In Star Trek, turbolifts are futuristic transport tubes that whisk in all three dimensions between decks on a starship. Comparatively, Hitachi’s latest elevator isn’t quite as functional–it doesn’t travel in three dimensions, just one–but aesthetically, it’s just as cool. It’s a sleek elevator design that makes traveling from one another as comfortable as it is futuristic.
Overseen by Japanese industrial designer Naoto Fukasawa, Hitachi’s new elevator was designed around the tendency of people to hug a corner when they have to travel between floors. Fukasawa’s design makes these corners more intimate, by rounding them into comfortable, body-conforming hollows. Yet while Hitachi’s elevator makes corners more comfortable, it also takes pains to make the interior less claustrophobic, by raising the ceiling a couple feet.

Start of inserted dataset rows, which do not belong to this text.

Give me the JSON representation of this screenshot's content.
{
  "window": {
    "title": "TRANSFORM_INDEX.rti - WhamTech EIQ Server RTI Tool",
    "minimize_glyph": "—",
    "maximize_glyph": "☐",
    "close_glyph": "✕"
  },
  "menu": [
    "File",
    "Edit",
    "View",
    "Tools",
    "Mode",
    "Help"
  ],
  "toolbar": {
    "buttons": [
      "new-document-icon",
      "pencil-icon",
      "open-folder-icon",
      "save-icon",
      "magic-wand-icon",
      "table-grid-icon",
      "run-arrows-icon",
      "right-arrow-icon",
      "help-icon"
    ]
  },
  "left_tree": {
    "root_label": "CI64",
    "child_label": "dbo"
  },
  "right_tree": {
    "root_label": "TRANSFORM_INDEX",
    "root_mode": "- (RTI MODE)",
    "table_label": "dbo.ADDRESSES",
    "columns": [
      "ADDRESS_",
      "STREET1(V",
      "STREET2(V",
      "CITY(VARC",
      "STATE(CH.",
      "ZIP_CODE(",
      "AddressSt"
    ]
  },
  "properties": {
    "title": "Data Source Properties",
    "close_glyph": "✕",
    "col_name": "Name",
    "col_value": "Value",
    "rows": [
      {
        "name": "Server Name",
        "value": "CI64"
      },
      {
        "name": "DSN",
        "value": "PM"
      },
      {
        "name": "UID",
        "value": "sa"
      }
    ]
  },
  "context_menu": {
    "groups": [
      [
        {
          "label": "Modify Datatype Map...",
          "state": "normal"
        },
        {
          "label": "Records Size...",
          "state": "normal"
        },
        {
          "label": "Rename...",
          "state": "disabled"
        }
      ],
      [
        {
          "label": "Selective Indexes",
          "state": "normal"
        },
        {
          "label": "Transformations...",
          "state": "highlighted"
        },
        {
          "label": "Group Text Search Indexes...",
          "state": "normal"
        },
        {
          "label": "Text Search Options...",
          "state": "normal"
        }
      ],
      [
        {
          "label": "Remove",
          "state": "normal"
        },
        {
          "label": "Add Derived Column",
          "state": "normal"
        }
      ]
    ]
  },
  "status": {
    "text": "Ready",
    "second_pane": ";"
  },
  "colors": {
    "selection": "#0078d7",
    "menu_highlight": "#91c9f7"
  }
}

But that’s not the only gorgeous touch. Instead of the standard bank of buttons, Fukasawa’s panel is a vertical-oriented LCD control panel, with a minimalist sans-serif UI and an information screen that gives information about the news and weather outside. Meanwhile, the ceiling of Hitachi’s elevators has built-in LEDs that mimic the color of ambient light around the building at any time of day.

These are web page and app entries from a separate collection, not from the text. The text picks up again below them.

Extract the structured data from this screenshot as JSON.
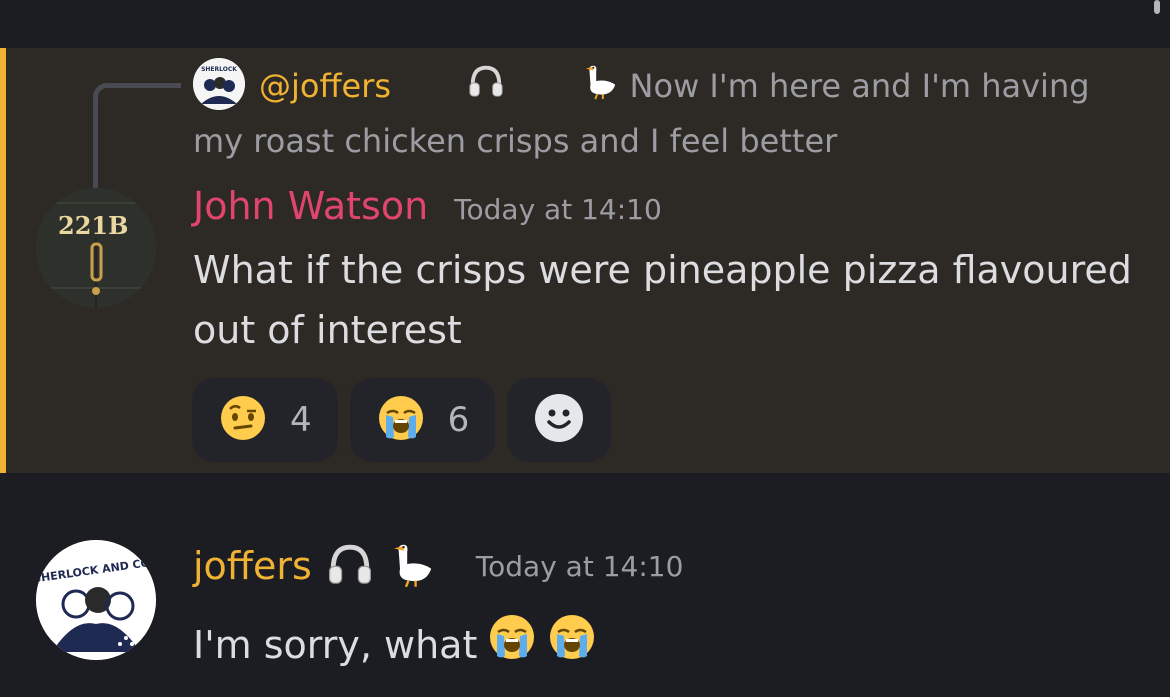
{
  "reply": {
    "username": "@joffers",
    "text": "Now I'm here and I'm having my roast chicken crisps and I feel better"
  },
  "message1": {
    "author": "John Watson",
    "timestamp": "Today at 14:10",
    "avatar_text": "221B",
    "text": "What if the crisps were pineapple pizza flavoured out of interest",
    "reactions": [
      {
        "emoji": "face-with-raised-eyebrow",
        "count": "4"
      },
      {
        "emoji": "loudly-crying-face",
        "count": "6"
      }
    ]
  },
  "message2": {
    "author": "joffers",
    "timestamp": "Today at 14:10",
    "avatar_text": "SHERLOCK AND CO.",
    "text": "I'm sorry, what",
    "emojis": [
      "loudly-crying-face",
      "loudly-crying-face"
    ]
  },
  "colors": {
    "highlight_bar": "#f0b232",
    "highlight_bg": "#2d2924",
    "watson_name": "#e0456d",
    "joffers_name": "#f0b232",
    "background": "#1c1d23"
  }
}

A recipient of the 2015 Good Design Award, the only thing missing is the ability to travel horizontally as well as vertically. But as we’ve written before, that technology is coming, as early as 2016. And when that happens, Hitachi’s elevator won’t just look like a turbolift. It will be one.